 In one sense this is good for our democracy if the law makers will continue to exercise independence and ensure the Executive does not take governance for granted. But as we all know politics is an octopus with many legs some which may even be false legs but appearing like true legs.  The obvious is that no arm of government wants to be caged by the other including the Judiciary.  

Our democracy as entrenched in the constitution identifies three arms. However in Rivers State we seem to have a different system operating for some time. I am asking where are the three arms of government i.e. the executive, legislature and the judiciary. We know that the National Assembly took over the role of the State House of Assembly of Rivers State earlier in the year as a result of infighting. We have also been reading about the judiciary being stifled since the retirement of the substantive Chief Judge and Rotimi Amaechi’s appointment of an Acting Chief Judge pending National Judicial Council decision on the next substantive Chief Judge. It is obvious that the absence of a viable judiciary and legislature erode the system of checks and balances to ensure that one arm does not have a stranglehold on the others. I do not think there is any justification for this to continue if not to satisfy egos.

What has happened in Rivers State has shown where the Executive has caged the Legislature and the Judiciary. It did not start now any way. I remember throughout the tenure of Rotimi Amaechi as Speaker of the Rivers State Assembly with Governor Peter Odili, the State Assembly was in Dr Odili’s pocket. The Assembly never found Dr Peter Odili wanting in any thing he did. I am therefore not surprised that this is also what is playing out now.  A situation where an elected house endorses everything by the Executive portends more danger for the system than the fight they have had in the hallowed chamber.

I also believe it is this control and power Rotimi Amaechi has that made him go to the Assembly with his security and witness the ‘roforofo’ fight with his aides getting involved on camera when he heard of trouble and misunderstanding in the house. But could he have avoided this? If you ask me yes.  

Rivers State is not alone in this democratic mess. We know that most state legislatures are pocketed by their state governors as these elected lawmakers look up to the state chief executives for pecuniary benefits. That is also why speakers of State Assemblies are easily impeached especially those who fall out or suspected not to be loyal to their state chief executive. I think state legislatures all over the country should at least learn from the House of Representatives.

As it appears that in Rivers State, today, there is, effectively only one arm of government-the Executive courtesy of the National Assembly and the National Judicial Council. The question is at what time will the National Assembly and the National Judicial Council do the needful and quickly to restore the moribund two arms. Rivers people should not be subjected to the whims and caprices of a few individuals and be denied of the practice of true democracy as practiced in other states and the Federal level.  

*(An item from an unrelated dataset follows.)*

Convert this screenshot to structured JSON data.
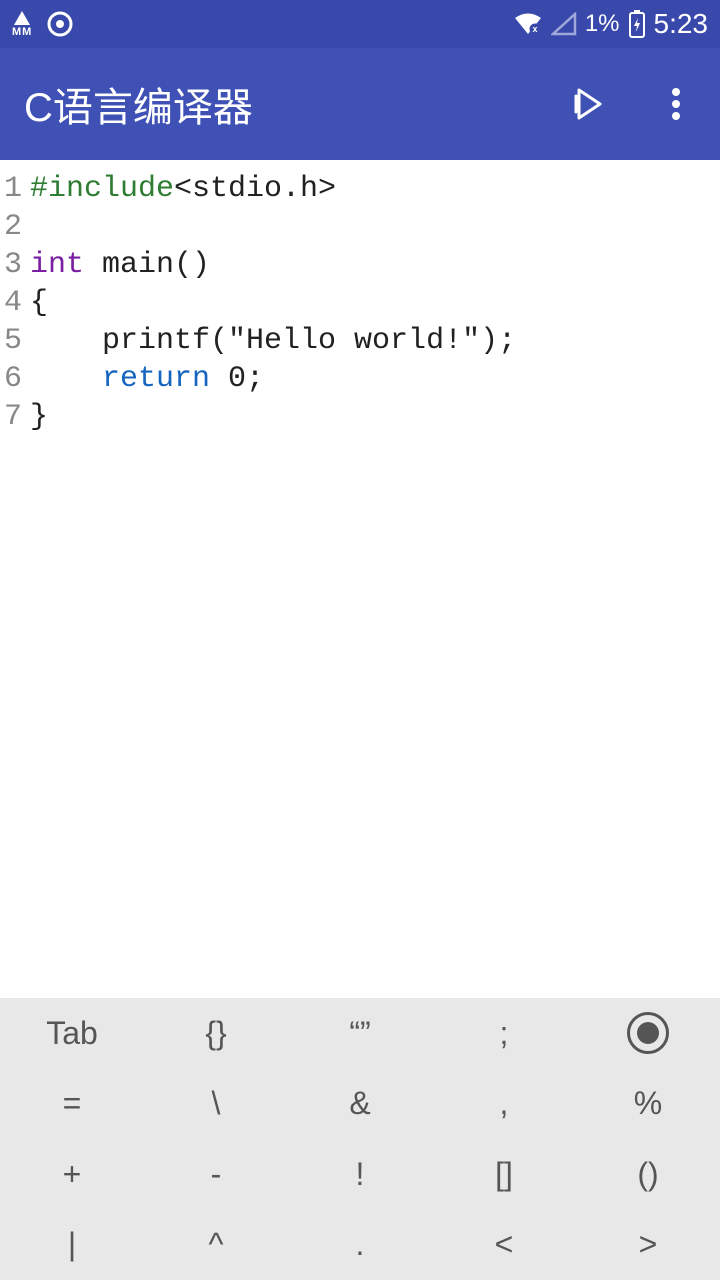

As we prepare for 2015 to elect new legislators and a chief executive, it will be very unfair and undemocratic for the citizens of Rivers State to lose out in their relationship with their elected law makers who are being paid but not doing their duties because of personality clashes among friends. Our liberty depends upon upholding the Constitution of the Federal Republic of Nigeria. It is time to preserve our systems and not individuals who will fizzle out with time.  Long Live Rivers State. Long Live the Federal Republic of Nigeria.